§ **WHAT THE TASK REQUIRES**
Tally the lines in these records that hold the string "this", and reply with the number alone.

◇ ◇ ◇ ◇

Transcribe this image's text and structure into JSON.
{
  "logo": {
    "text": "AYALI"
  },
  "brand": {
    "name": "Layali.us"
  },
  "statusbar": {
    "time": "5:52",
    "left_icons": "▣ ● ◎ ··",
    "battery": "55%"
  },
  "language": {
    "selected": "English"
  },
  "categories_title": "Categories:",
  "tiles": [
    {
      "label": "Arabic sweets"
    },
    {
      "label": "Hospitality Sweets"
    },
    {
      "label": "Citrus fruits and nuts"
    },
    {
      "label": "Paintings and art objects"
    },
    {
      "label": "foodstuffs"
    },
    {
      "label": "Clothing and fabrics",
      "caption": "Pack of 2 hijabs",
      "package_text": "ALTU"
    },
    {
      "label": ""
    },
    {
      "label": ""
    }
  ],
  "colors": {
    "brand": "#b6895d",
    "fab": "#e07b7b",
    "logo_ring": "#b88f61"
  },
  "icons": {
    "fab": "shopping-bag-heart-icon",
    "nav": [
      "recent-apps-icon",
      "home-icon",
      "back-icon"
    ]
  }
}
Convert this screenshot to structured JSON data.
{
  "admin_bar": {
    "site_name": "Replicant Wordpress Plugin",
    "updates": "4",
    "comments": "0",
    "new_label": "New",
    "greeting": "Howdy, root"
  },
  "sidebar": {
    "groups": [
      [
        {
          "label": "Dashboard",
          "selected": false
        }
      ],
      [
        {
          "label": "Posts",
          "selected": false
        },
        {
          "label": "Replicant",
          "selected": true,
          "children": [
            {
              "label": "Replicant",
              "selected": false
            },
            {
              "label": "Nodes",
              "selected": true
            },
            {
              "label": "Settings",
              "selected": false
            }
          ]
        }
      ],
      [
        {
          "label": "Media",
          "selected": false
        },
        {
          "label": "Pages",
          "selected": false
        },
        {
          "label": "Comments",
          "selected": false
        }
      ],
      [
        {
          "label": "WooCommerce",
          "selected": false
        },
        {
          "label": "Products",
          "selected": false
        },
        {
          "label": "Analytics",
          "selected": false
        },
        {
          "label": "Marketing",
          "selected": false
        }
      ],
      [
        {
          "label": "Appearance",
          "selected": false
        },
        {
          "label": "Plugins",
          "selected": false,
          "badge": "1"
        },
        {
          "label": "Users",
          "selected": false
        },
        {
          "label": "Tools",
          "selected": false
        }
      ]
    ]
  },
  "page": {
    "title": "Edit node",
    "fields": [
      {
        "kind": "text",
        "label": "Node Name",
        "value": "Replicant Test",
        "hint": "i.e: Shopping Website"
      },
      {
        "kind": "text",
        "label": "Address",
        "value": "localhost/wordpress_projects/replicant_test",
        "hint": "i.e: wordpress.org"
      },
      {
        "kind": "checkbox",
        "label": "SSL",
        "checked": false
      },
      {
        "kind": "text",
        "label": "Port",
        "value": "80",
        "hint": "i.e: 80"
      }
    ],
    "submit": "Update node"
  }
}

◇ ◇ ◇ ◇

§ **EXERCISE OUTPUT**
2